▸ **EXERCISE GOAL**: Although the records include pictures, print only the rest, exactly as written.

▸ **DATASET CONTENT**:
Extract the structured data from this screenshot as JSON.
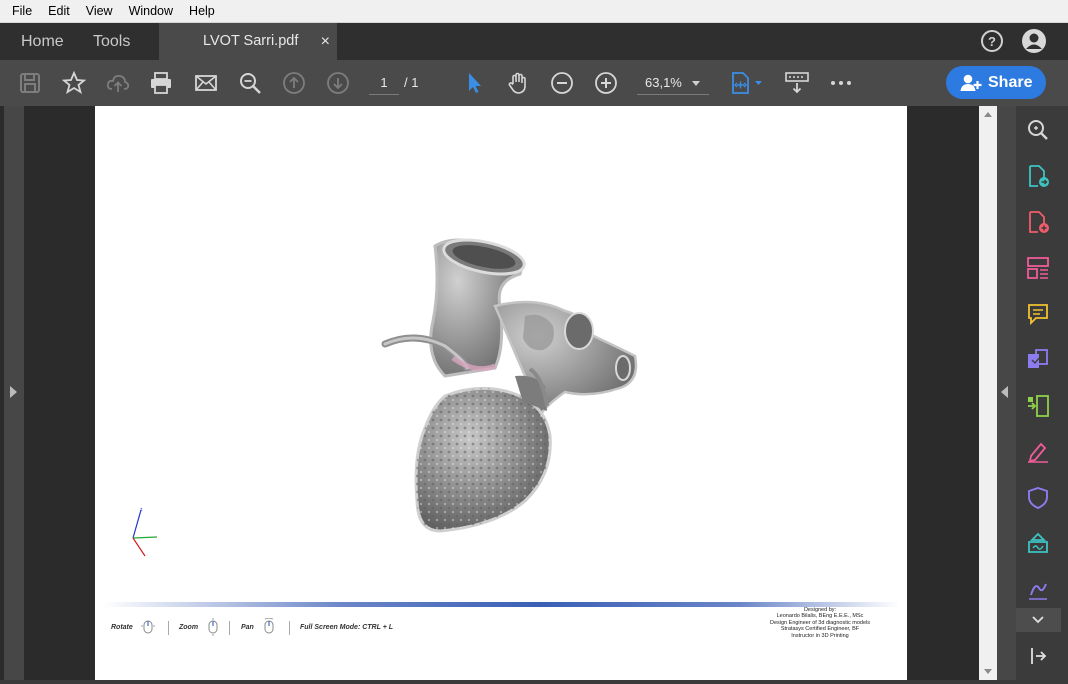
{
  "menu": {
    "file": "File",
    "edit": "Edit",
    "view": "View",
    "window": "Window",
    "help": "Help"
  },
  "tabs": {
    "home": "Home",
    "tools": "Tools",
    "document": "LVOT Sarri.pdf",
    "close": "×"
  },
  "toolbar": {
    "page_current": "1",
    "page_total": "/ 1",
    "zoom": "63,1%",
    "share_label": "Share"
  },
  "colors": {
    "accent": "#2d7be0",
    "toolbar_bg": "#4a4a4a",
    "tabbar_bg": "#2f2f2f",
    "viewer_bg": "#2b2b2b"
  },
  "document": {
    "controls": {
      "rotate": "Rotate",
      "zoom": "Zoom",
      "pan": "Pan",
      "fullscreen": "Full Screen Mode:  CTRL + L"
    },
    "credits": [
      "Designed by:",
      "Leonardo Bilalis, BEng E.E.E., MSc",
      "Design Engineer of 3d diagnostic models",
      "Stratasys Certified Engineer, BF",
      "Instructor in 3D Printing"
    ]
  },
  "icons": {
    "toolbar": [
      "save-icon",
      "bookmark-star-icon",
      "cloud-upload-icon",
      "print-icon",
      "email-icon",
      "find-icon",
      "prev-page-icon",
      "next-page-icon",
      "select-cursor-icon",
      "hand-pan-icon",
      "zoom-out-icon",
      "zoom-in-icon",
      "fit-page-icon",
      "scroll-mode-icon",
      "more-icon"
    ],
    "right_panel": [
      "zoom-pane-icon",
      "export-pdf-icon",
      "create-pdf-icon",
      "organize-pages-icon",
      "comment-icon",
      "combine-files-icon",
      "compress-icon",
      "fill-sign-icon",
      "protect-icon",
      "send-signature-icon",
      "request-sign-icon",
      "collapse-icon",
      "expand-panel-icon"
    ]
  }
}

▸ **PROBLEM SOLUTION**:
Extract the structured data from this screenshot as JSON.
{
  "menu": {
    "file": "File",
    "edit": "Edit",
    "view": "View",
    "window": "Window",
    "help": "Help"
  },
  "tabs": {
    "home": "Home",
    "tools": "Tools",
    "document": "LVOT Sarri.pdf",
    "close": "×"
  },
  "toolbar": {
    "page_current": "1",
    "page_total": "/ 1",
    "zoom": "63,1%",
    "share_label": "Share"
  },
  "colors": {
    "accent": "#2d7be0",
    "toolbar_bg": "#4a4a4a",
    "tabbar_bg": "#2f2f2f",
    "viewer_bg": "#2b2b2b"
  },
  "document": {
    "controls": {
      "rotate": "Rotate",
      "zoom": "Zoom",
      "pan": "Pan",
      "fullscreen": "Full Screen Mode:  CTRL + L"
    },
    "credits": [
      "Designed by:",
      "Leonardo Bilalis, BEng E.E.E., MSc",
      "Design Engineer of 3d diagnostic models",
      "Stratasys Certified Engineer, BF",
      "Instructor in 3D Printing"
    ]
  },
  "icons": {
    "toolbar": [
      "save-icon",
      "bookmark-star-icon",
      "cloud-upload-icon",
      "print-icon",
      "email-icon",
      "find-icon",
      "prev-page-icon",
      "next-page-icon",
      "select-cursor-icon",
      "hand-pan-icon",
      "zoom-out-icon",
      "zoom-in-icon",
      "fit-page-icon",
      "scroll-mode-icon",
      "more-icon"
    ],
    "right_panel": [
      "zoom-pane-icon",
      "export-pdf-icon",
      "create-pdf-icon",
      "organize-pages-icon",
      "comment-icon",
      "combine-files-icon",
      "compress-icon",
      "fill-sign-icon",
      "protect-icon",
      "send-signature-icon",
      "request-sign-icon",
      "collapse-icon",
      "expand-panel-icon"
    ]
  }
}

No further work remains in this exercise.